=== Section Start ===
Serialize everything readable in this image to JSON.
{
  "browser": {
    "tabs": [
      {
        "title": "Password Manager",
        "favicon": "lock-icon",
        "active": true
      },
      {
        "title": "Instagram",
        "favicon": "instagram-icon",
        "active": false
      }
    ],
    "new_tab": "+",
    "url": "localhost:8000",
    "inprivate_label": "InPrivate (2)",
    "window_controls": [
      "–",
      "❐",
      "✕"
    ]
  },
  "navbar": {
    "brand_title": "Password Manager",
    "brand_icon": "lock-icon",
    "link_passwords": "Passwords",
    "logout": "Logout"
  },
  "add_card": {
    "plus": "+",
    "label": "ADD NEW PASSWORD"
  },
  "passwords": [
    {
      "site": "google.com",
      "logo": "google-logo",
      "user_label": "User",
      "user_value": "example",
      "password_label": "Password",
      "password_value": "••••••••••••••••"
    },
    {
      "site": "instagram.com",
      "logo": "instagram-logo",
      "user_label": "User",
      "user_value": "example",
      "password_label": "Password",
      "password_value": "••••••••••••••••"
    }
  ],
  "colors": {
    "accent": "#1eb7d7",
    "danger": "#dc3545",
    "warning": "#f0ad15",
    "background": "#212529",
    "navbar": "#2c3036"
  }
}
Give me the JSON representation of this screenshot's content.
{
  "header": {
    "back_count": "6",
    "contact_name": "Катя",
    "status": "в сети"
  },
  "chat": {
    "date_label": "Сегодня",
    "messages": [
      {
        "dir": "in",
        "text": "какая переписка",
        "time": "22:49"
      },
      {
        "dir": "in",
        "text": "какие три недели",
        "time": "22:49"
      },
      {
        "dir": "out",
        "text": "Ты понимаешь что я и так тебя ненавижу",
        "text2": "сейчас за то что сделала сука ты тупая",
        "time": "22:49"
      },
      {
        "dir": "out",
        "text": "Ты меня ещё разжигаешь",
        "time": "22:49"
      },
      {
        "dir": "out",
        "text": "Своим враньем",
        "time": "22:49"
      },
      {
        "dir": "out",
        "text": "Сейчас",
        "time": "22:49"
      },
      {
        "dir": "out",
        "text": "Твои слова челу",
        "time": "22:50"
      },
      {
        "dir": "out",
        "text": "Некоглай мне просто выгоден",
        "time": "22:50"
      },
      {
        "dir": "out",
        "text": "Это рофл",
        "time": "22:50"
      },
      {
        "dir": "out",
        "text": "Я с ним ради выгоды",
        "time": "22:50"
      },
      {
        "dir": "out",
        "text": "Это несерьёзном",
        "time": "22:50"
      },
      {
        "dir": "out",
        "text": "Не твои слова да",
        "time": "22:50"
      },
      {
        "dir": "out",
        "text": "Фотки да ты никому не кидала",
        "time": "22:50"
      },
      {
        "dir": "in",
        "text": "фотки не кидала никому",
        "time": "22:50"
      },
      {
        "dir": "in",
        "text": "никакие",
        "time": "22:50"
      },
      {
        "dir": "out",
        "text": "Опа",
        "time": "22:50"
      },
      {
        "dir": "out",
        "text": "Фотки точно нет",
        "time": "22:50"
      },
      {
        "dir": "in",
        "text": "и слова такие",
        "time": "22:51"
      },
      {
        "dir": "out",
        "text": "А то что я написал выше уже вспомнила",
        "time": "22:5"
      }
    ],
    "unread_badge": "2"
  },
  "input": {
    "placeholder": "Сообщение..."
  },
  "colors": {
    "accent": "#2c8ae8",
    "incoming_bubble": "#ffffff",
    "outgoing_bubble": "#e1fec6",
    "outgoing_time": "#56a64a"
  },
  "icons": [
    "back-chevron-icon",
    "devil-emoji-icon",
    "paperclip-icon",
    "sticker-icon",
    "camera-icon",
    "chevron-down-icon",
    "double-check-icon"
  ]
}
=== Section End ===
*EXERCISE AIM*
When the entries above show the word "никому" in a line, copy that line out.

*EXERCISE RESPONSE*
        "text": "Фотки да ты никому не кидала",
        "text": "фотки не кидала никому",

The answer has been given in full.